Dismiss Notice
Join Physics Forums Today!
The friendliest, high quality science and math community on the planet! Everyone who loves science is here!

Homework Help: Capacitance of a system

  1. May 1, 2008 #1
    I'm trying to figure out the capacitance of the attached system.

    may I look at this problem as N capacitors attached in a cascade connenction?

    I'm also trying to figure out the force that will be felt by the point charge.
    I thought about using the image method... could you thing of a better solution? I'm worried it will be very long and frustrating...


    Attached Files:

  2. jcsd
  3. May 1, 2008 #2
    Yes, all those are in series.
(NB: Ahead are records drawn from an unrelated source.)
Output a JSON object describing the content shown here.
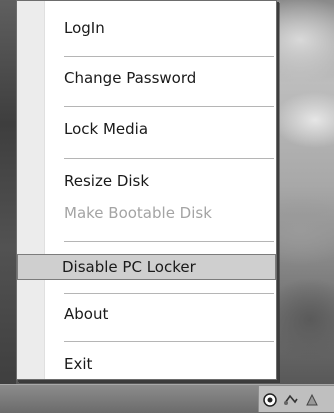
{
  "menu": {
    "items": {
      "login": "LogIn",
      "change_password": "Change Password",
      "lock_media": "Lock Media",
      "resize_disk": "Resize Disk",
      "make_bootable_disk": "Make Bootable Disk",
      "disable_pc_locker": "Disable PC Locker",
      "about": "About",
      "exit": "Exit"
    },
    "disabled": [
      "Make Bootable Disk"
    ],
    "highlighted": "Disable PC Locker"
  },
  "tray": {
    "icons": [
      "app-tray-icon",
      "network-tray-icon",
      "tray-icon"
    ]
  },
  "colors": {
    "menu_background": "#ffffff",
    "gutter": "#ececec",
    "highlight": "#cfcfcf",
    "disabled_text": "#a4a4a4"
  }
}
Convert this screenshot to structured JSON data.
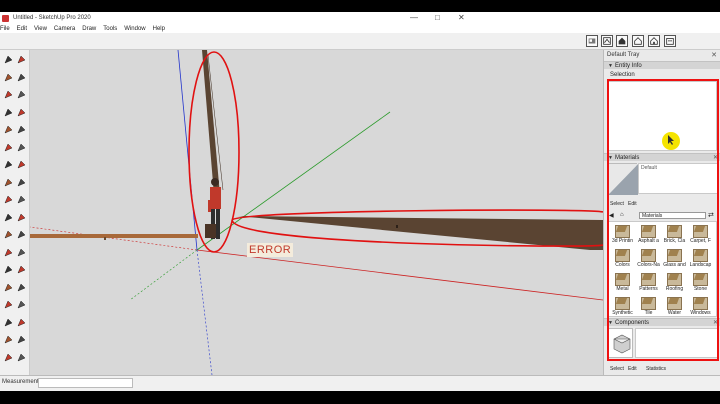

You can replace them by a single capacitance.

    I don't understand the statement "..and can be seen as a point charge Q". Do you mean to say that the charge on the capacitor plate is Q?
  4. May 1, 2008 #3
    Thanks very much for the help!

    sorry for the bad explanation.
    what i was told is that the electrode of the capacitor is a point charge Q.
    I guess it means two things:
    1. the charge on the capacitor's upper plate is Q.
    2. the capacitor's upper plate is very small on the horizontal axises - which sounds very strange...
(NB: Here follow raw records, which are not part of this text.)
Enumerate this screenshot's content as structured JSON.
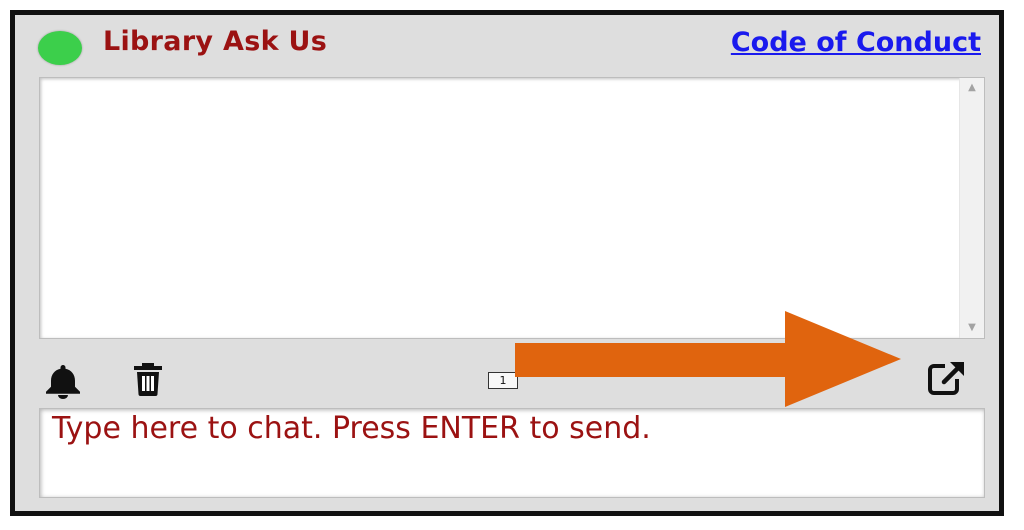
{
  "header": {
    "title": "Library Ask Us",
    "status": "online",
    "status_color": "#3ccf4b",
    "code_of_conduct_link": "Code of Conduct"
  },
  "toolbar": {
    "notifications_icon": "bell-icon",
    "clear_icon": "trash-icon",
    "unread_count": "1",
    "popout_icon": "external-link-icon"
  },
  "chat_input": {
    "placeholder": "Type here to chat. Press ENTER to send.",
    "value": ""
  },
  "annotation": {
    "arrow_color": "#e0640e",
    "points_to": "popout-icon"
  }
}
    This leads me to my next question:

    could there be a capacitor without two metal plates on its two ends?
    It is not drawn on the picture I got (only N dielectric plates), but maybe I was supposed to assume that they are there...

    Again - thanks very much for the help!
  5. May 1, 2008 #4
    Thought about it a little more and I guess what they've ment in the question is that the upper electrode could be considered a point charge when calculating the force it feels...
  6. May 3, 2008 #5
    Hey guys!

    I think I've solved it, attached is my solution.

    I have some last little points I would love to understand better:

    1) why is the field D contant though the capacitor? (I've read it in a notebook but could not understand why this is true - they've claimed it is because of the symmetry of the problem...)
    2) In the solution i've calculated E_n using Gauss envelopes, and then saw that D is constant, how can I calculate D directly?
    3) sometimes we write D=eps*E+P and sometimes we ommit P... why is that? how could I explain this?

    thank you very much for the help!

    Attached Files:

  7. May 3, 2008 #6


    User Avatar
    Science Advisor

    Re 1&2. You have, for all practical purposes done a direct computation.Otherwise, look at the integral for the field, and you'll be direct, and 2, you'll see the important symmetry in action

    Reilly Atkinson
Share this great discussion with others via Reddit, Google+, Twitter, or Facebook